Articles

Tom Jenkins on scoring ‘The Money Shot’

November 8, 2019

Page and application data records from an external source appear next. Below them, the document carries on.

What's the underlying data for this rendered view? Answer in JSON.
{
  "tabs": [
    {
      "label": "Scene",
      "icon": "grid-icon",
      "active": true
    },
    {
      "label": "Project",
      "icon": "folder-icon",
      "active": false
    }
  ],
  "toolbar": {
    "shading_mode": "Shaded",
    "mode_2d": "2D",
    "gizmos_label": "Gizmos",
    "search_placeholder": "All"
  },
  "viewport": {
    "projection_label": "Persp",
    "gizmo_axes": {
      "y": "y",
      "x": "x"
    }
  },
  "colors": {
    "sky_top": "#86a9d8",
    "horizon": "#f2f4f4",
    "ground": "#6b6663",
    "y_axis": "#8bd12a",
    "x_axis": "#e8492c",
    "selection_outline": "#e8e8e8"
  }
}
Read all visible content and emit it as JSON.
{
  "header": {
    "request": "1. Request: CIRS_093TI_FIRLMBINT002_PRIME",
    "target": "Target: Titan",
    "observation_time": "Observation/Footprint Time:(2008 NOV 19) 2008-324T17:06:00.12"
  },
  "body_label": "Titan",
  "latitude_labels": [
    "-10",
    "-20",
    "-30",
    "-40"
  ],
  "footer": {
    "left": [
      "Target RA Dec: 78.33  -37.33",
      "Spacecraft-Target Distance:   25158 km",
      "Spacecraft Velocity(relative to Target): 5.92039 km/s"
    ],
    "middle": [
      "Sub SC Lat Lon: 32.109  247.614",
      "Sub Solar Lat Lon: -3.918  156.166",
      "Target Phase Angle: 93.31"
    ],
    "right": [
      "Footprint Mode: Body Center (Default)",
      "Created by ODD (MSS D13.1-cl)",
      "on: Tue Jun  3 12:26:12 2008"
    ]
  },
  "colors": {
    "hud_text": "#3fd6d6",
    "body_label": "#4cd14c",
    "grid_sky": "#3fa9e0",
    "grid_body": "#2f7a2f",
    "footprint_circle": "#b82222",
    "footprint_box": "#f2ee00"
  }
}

Do I feel pressure trying to get that shot? Yes I do. Definitely. It’s a pressurised environment. Often where I’m working there are photographers all around me
and we are all out to get that best shot. When I miss the shot it’s… it’s quite hard to take. You know, I suppose when I was younger and
less experienced I would be really pretty angry. You’re standing at the end of the 100m straight and you got Usain Bolt coming towards you at quite a speed and it’s sort of
nine seconds and it’s – boom! – gone. And you’ve been there all day setting up loads of cameras and you’ve
got this big, big moment and it’s there for a fraction of a second. That is pressure. There’s a reason why camera manufacturers often test their
top level cameras on sports photographers. We push them to extremes. We’re often shooting under poor conditions. We want fast shutters. We want really quick motor drives. We are pushing the camera the furthest it can go to. I never know sometimes what I’m doing from one week to the next and
features come up that I might have to go and illustrate, be it you know, a top level or grass roots level. That’s where I started; doing things where I didn’t
need permission to go and photograph. These grassroots games, you can be much tighter to the action and there might be quirky, offbeat stuff that just don’t happen at top level sport. I have three cameras with me the whole time: a 400mm lens, 70-200mm zoom, and then 24-70mm lens on a 1D-X Mark II. A lot of the places that I’m working, there’s lots and lots of gear
around, lots of other photographers. So I put pink tape all over my gear to make sure I know it’s mine. In a fast moving subject that sport is, it’s absolutely critical to
have autofocus working perfectly and now it’s amazing. That is the biggest game changer and development in
technology that I’ve seen over the last 30 years. So at the moment I’ve got it on only cross-type AF points. Cross-type
AF points are just a bit more sensitive and react quicker for me. I use custom modes where I can sort of do like a preset exposure. I’ve got my main action setting so 1/1600 sec f/4 for doing normal peak of the action. And I might want a slow pan blur picture. So I just press this button and I’ve already got 1/20 sec f/8 to pan the shot. The 70-200mm lens is probably the lens that I use more than anything in my job. It’s my real workhorse of a lens and it’s vital to me. But I often say you don’t need to take great sports
pictures on these amazing big lenses. I started off with just a 50mm lens but that taught me
how to frame things, how to actually go in close. I focus through my right eye the whole time but when I’m shooting a
game I look also through my left eye to see what is going on. I’m following the play but out the corner of my eye
I might see a manager going loopy on the touchline. Bang! Over to the manager. People come up to me and say, “What do you do for a living?” And I say I’m a sports photographer and they go, “Wow, that must be amazing!You mean you get to sit on the touchline right next to
these amazing athletes doing amazing things?”And I sort of take a minute and I think
Yeah, it’s not bad, is it really?

No Comments

Leave a Reply